Background and objectives: The Patient-centered Medical Home (PCMH) is a central concept in the evolving debate about American health care reform. We studied family medicine residency training programs' continuity clinics to assess baseline status of implementing PCMH components and to compare implementation status between community-based and university training programs.
Methods: We conducted a survey 24 continuity clinics in 14 residency programs that are part of the Preparing the Personal Physicians for Practice (P(4)) program. We asked questions about aspects of P(4) that had been already implemented at the beginning of the P(4) program. We defined high implementation as aspects that were present in >50% of clinics and low implementation as those present in <50% of clinics. We compared features at university-based and community-based clinics.
Results: High areas of implementation were having an electronic health record (EHR), fully secured remote access, electronic patient notes/scheduling/billing, chronic disease management registries, and open-access scheduling.

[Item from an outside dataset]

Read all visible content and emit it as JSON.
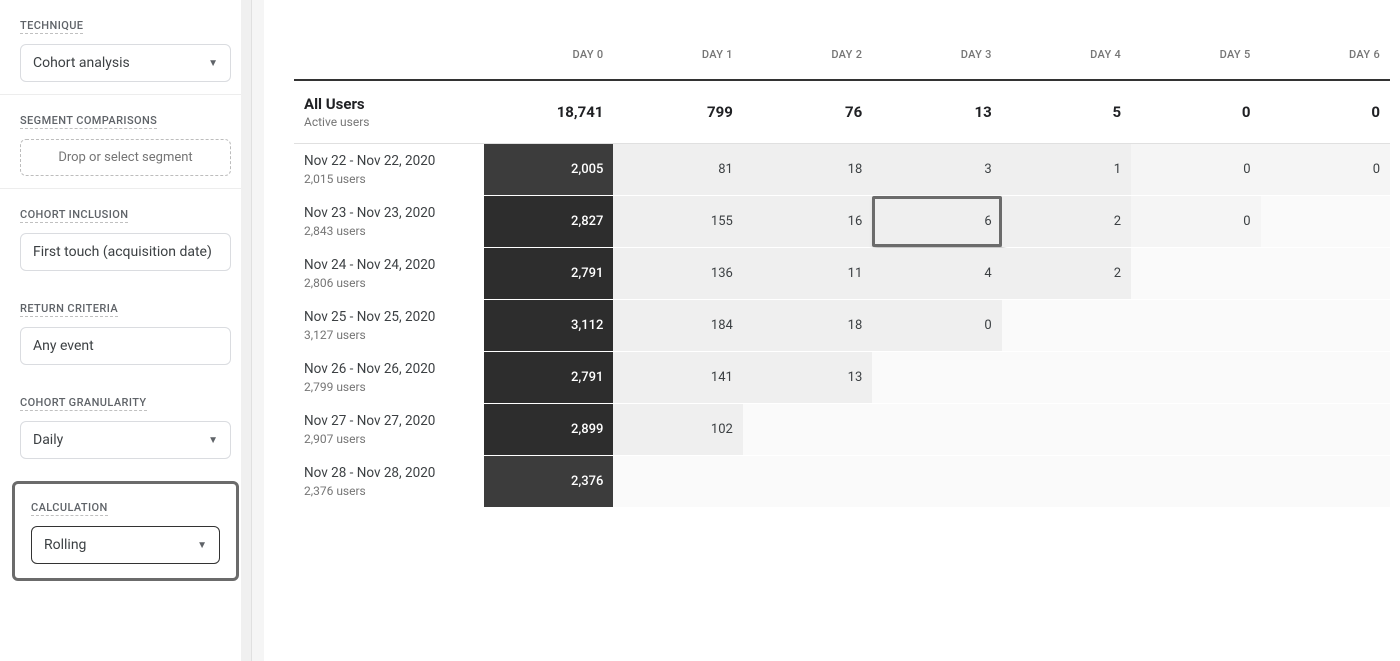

Low areas of implementation included hospital EHR with computerized physician order entry, asynchronous communication with patients, ongoing population-based QA using EHR, use of preventive registries, and practice-based research using EHR. Few differences were noted between university- and community-based residency programs.
Conclusions: Many features of the PCMH were already established at baseline in programs participating in P(4).